Even in his 90’s Rupprecht Geiger was still receiving important commissions for the public sector: in 1999 he conceptualized a type of frieze for a proceedings room in the Reichstag building of the German Bundestag. He designed a modulation from yellow to orange as well for the entry hall of the WWK Insurance Company in Munich. In the same year a space-oriented work attracted a lot of attention: Rupprecht Geiger designed two monumental flags painted on both sides in the colours Yellow, ›Red Dawn‹ and Red ›Red Sunset‹ for the Holy Spirit Church in Landshut. He was invited to represent Germany at the 25th Biennale of Sao Paolo, Brazil in 2002 for which he designed one of the last highlights of his artistic oeuvre. This was a room installation that consisted of four large-format canvasses.

Rupprecht Geiger in his studio, Munich 2004; photo: Norbert Schmalen, Dierdorf
Rupprecht Geiger in his studio, Munich 2004; photo: Norbert Schmalen, Dierdorf

In the mid 90’s Rupprecht Geiger kept working on his paintings, drawings and prints but alongside that, he starting getting interested in a new medium, that of collages. First he used the collage technique with colored paper and cardboard, creating two dimensional, mosaic-like pieces of art. Gradually he veered towards the three dimensional and took advantage of the most diverse findings of past years: fabric remnants, plastic sheets, pieces of wood, metal plates, dried up color pigment and other material.

»At the moment what especially fascinates me is the expression of colour in the formlessness in nature’s dead material. Its colorlessness and reclusiveness compared to its normally general colourful appearance is an interesting antithesis to the vitality of colour, to the glow of colour and in particular to my luminescent paints. Matter versus mind.«
(An interview on 14 November 1977, p. 13)

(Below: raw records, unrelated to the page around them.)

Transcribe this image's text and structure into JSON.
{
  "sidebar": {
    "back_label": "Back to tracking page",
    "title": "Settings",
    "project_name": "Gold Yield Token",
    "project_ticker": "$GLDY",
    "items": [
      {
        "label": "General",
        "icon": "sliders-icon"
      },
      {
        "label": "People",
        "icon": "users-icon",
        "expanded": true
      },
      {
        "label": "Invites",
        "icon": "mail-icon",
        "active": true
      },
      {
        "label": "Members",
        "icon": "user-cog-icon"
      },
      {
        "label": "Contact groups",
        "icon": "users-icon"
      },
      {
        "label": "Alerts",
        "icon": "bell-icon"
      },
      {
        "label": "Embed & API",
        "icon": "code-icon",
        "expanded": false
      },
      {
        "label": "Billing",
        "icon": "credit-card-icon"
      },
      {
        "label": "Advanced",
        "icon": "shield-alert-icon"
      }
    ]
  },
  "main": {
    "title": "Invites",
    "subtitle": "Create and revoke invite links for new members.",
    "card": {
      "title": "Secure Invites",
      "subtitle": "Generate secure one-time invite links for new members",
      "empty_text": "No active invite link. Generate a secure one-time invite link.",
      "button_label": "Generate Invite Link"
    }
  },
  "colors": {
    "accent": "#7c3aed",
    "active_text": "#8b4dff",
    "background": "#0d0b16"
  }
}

Working with this matter lead to the creation of a small group of works in the years 2003 and 2004 entitled ›Mind and Matter‹, a further highlight in the late works of Geiger. In these paintings he left the canvas unprimed and juxtaposed its raw, grey characteristics to the color. Again, these works show more of the extraordinary vitality of the artist: he painted them at the age of 95


The ›Catalogue Raisonné 1942 – 2002‹ was published to mark his 95th birthday. Before that, the Rupprecht-Geiger-Society, a registered society for the promotion of Rupprecht Geiger’s works based in the state gallery at the Lenbachhaus was established. This elaborate publication was edited by the art historian Pia Dornacher, as well as the art history student Julia Geiger. In addition to information and images about the more than 900 paintings and objects, there is a detailed chapter on his architecturally-based art. Only shortly after, in 2007, the first appendix to the catalogue raisonné was published as well as another catalogue raisonné of his prints from 1948 – 2007.


2007 was spent preparing for numerous exhibitions in anticipation of Rupprecht Geiger’s 100th birthday. But one very sad event cast a shadow over these events: Monika Geiger passed away after a long period of sickness. For more than 70 years she had not only been his wife and faithful companion but she had also supported her husband in every way she could.


The opening of the festivities and exhibitions for his 100th birthday was carried out by the State Gallery in Lenbachhaus in Munich with a very well-frequented and much admired retrospective. In addition to an exclusive show of his paintings, prints and models the public also had a first viewing of several of his collages. The showing of his works the ›Rote Trombe‹ as well as the two flags ›Red Dawn‹ and Red ›Red Sunset‹ complemented the complete overview in Munich. In summer, the retrospective was taken to the Museum of Contemporary Art in Siegen. The federal capitol dedicated a fascinating solo exhibition of Geiger’s works in the New National Gallery in Berlin.


Despite the many overwhelming critical appraisals of his art, Rupprecht Geiger did not see himself at the final goal of his artistic work. He continued to proceed every day to his studio for a few hours in order to work on various projects. Until his death on the 6th of December 2009, he continued to make his way to his place of work so that he could be surrounded by his bold colors and be strengthened by their power and energy.